Temples – The first to be made out as the track climbs uphill is the ruin of Temple A. Within the wall with the doorway into the naos are two spiral staircases, the most ancient examples known to date. This precinct, however, is dominated by 14 of the 17 columns of Temple C, which were re-erected in 1925. This, the earliest surviving temple at Selinus (initiated early 6C BC), was probably dedicated to Apollo or Heracles. It is hard to imagine the full impact of the pediment (ornamented with a clay Gorgon’s head in shallow relief) as it lies broken on the ground. It is from this temple that the finest metopes, now in the archeological museum in Palermo come; there is also a re-construction of the pediment there. It is interesting to follow the evolution in building techniques implemented during the temples construction: the columns on the south side are monolithic, whereas the others are composed of cylindrical segments, being far easier to transport. Traces of three further temples have been configured in the acropolis.

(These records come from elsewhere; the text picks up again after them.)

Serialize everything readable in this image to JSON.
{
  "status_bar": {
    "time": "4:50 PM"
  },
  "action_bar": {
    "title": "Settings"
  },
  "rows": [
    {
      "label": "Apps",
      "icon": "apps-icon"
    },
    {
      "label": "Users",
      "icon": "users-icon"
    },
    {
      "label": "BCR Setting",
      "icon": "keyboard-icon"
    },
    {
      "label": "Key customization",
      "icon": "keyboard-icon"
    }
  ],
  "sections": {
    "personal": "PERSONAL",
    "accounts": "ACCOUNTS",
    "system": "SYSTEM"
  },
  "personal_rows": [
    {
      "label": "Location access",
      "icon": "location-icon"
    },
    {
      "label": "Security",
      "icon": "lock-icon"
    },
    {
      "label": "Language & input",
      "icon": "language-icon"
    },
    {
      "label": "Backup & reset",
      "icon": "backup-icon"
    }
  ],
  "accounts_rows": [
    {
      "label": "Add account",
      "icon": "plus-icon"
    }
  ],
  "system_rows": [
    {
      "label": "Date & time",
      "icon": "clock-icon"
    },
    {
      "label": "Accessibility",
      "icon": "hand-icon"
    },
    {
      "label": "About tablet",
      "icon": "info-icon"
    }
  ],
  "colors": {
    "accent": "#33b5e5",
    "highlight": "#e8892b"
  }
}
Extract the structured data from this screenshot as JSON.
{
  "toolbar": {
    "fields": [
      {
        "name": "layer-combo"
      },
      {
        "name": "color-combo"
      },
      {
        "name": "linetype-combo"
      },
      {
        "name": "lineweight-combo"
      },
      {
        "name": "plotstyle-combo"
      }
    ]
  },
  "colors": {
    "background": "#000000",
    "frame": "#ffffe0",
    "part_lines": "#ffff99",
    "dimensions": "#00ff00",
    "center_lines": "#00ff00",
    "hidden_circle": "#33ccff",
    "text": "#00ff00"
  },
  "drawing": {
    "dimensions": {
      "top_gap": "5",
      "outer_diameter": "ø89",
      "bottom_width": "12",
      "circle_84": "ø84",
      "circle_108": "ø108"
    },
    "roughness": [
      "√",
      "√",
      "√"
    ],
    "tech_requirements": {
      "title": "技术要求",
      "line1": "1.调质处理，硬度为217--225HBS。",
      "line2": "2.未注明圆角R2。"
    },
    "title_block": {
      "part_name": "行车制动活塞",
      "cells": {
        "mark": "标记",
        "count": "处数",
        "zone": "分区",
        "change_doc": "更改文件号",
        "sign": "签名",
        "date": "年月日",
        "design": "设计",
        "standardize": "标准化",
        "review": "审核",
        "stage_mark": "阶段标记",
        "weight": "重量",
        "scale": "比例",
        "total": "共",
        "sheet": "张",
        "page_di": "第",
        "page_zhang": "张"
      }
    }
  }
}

Fortifications – At the far end of the decumanus maximus, rises the curtain wall which once surrounded the acropolis. What may now be seen consists in fact of the fortifications built after the site was destroyed in 409 BC using recycled building stone (the columns split lengthways come from an unidentified temple from an unknown site). Beyond the north gate, the Porta Nord, stands an impressive three-storey structure comprising two superimposed galleries surmounted by a series of arches which allowed for soldiers and equipment to move quickly through them. The residential part of the town was situated on the hill of Manuzza: from the 4C BC, this area was gradually abandoned and used for burials as a necropolis.


Santuario della Malophoros – The sanctuary may be reached by following the track that extends from the first cardo to the left of the decumanus maximus (from the acropolis): allow 20min there and back. The sanctuary is in honour of Demeter Malophoros (she who bears the pomegranate), the goddess of plants and thereby the protector of farmers and growers. It was built inside a sacred precinct (temenos) on the opposite side of the River Modione, where a harbour and towns trading emporium were located. Beyond the propylaeum (identifiable by the remains of columns) stands a large sacrificial altar. A channel bearing water from the Gaggera mountain spring separates it from the temple. The latter, without columns or foundations, comprised a pronaos, a cella and an adytum containing a statue of the deity.